4 Steps to Assessing Mental Capacity
If you're worried someone has become mentally incapable, you can:
- Ask doctors or independent capacity assessors with mental health training to assist you.
- Schedule a mental capacity assessment.
- If a doctor or assessor issues a certificate of incapacity, complete guardianship application forms.
- Go to court or request statutory guardianship through the OPGT.
Axess Law has experienced family lawyers near you who can draft forms to arrange guardianship through the OPGT. We can help organize the documents you need to become a legal guardian yourself or work with the OPGT to appoint a representative for a friend or loved one.
Paying for Capacity Assessments
Most capacity assessors charge hourly rates. If your guardianship application is successful, their fee and other legal costs can be charged to the person you are assisting. The OPGT sometimes helps with costs for low-income clients.
Applying to replace the OPGT as statutory guardian costs $382 plus tax, payable to the OPGT. If you apply to a court for guardianship, the OPGT will charge $250 to review your application and give its opinion to the court and other parties' lawyers.
Appealing a Capacity Decision
When the OPGT receives an application for a capacity assessment, they consult with the person being assessed. Courts also require applicants to inform the person and explain what a capacity assessment is. Adults have a right to participate in the court application and be represented by a lawyer. Adults found incapable can apply for an independent review.
Guardianship can be ended if:
- The Ontario Consent and Capacity Board overturns the finding.
- A court terminates it.
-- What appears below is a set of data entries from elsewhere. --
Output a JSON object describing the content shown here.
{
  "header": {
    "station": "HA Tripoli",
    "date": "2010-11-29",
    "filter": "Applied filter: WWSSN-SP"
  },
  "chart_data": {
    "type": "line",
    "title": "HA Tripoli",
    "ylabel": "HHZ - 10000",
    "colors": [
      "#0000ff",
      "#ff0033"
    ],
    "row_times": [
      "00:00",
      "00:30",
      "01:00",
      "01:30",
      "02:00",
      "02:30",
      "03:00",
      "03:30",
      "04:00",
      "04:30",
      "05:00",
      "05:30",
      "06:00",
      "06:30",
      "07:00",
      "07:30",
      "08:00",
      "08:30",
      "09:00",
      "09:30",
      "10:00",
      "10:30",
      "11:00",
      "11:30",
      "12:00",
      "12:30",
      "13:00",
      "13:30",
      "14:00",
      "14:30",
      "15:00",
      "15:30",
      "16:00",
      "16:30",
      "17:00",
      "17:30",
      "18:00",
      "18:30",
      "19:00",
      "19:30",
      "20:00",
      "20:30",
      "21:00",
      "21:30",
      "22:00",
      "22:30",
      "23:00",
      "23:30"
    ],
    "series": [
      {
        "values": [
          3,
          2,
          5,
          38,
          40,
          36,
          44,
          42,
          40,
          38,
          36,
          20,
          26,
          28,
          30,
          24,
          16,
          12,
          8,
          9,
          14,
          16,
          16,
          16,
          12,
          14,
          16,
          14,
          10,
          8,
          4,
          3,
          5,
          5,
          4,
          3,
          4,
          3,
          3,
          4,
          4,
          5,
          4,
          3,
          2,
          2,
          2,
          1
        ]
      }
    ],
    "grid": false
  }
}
- A capacity assessor or doctor at a psychiatric facility determines they are no longer incapable.
- Upon their death.
- When a guardian resigns, becomes incapable or dies.
Can Anyone Be Legal Guardian?
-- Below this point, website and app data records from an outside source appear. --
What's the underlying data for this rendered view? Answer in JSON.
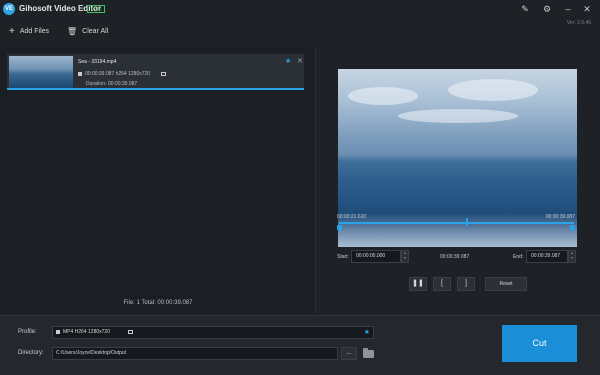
{
  "window": {
    "title": "Gihosoft Video Editor",
    "badge": "TRIAL",
    "version": "Ver: 2.0.46",
    "icons": [
      "register-icon",
      "settings-icon",
      "minimize-icon",
      "close-icon"
    ]
  },
  "toolbar": {
    "add_files": "Add Files",
    "clear_all": "Clear All"
  },
  "file_list": {
    "items": [
      {
        "name": "Sea - 33194.mp4",
        "duration_info": "00:00:39.087 h264 1280x720",
        "duration_label": "Duration:",
        "duration": "00:00:39.087"
      }
    ],
    "summary": "File: 1   Total: 00:00:39.087"
  },
  "player": {
    "current_time": "00:00:21.610",
    "total_time": "00:00:39.087",
    "start_label": "Start:",
    "start_value": "00:00:00.000",
    "mid_time": "00:00:39.087",
    "end_label": "End:",
    "end_value": "00:00:39.087",
    "controls": {
      "pause": "❚❚",
      "mark_in": "[",
      "mark_out": "]",
      "reset": "Reset"
    }
  },
  "output": {
    "profile_label": "Profile:",
    "profile_value": "MP4 H264 1280x720",
    "directory_label": "Directory:",
    "directory_value": "C:/Users/Joyce/Desktop/Output",
    "browse": "...",
    "cut": "Cut"
  },
  "colors": {
    "accent": "#2aa3e6",
    "cut": "#1a8fd8",
    "badge": "#3ec15a"
  }
}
Anyone over 18 with a close and trusting relationship can apply to be named guardian for a mentally incapable adult. Applications from concerned friends or advocates are invited by courts, which can appoint guardians to replace POAs. The OPGT can also appoint consenting relatives, spouses or partners to assist its office with personal care and property (financial) decisions.
Provided the person doesn't object to a capacity assessment or already have a POA in place, your offer of assistance may be a welcome relief. Axess Law's licensed family lawyers can explain what's involved in developing a plan to manage income, assets, expenses and debts while acting as legal guardian of property.
A guardianship application for Ontario child is a separate procedure. Axess Law's Wills and estate lawyers can assist you to appoint guardians for minor children in a personal Will.
Why Do I Need a Lawyer?
Axess Law's Ontario family lawyers prepare legal documents to apply for statutory guardianship for adults who need assistance from a public guardian. We complete forms and discuss your responsibilities in speaking to a court or the OPGT to advocate for an adult who is mentally incapable of managing their own personal or business affairs.
We advise concerned friends or family members if you suspect a loved one is being unduly influenced, bullied or coerced to sign documents they don't comprehend. We counsel next-of-kin on filing complaints if you feel the OPGT or a guardian is mishandling financial decisions or assets.
You leave our offices with the legal documents needed to make an application for legal guardianship under the Substitute Decisions Act. Our low cost flat fees are affordable and we can deliver documents to you by courier or using secure, online document signing technologies.
Book Online Appointments 7 Days a Week
Have concerns someone you care about needs help? Ask us for a free quote for guardianship planning. Dial our 1-647-479-0118 lawyer line or use our easy online booking form to make an appointment for a remote video conference call. Drop into any of our Greater Toronto Area law offices nearby you for an in person consultation. Our family lawyers are available 7 days a week, day or evening, at times that fit your schedule.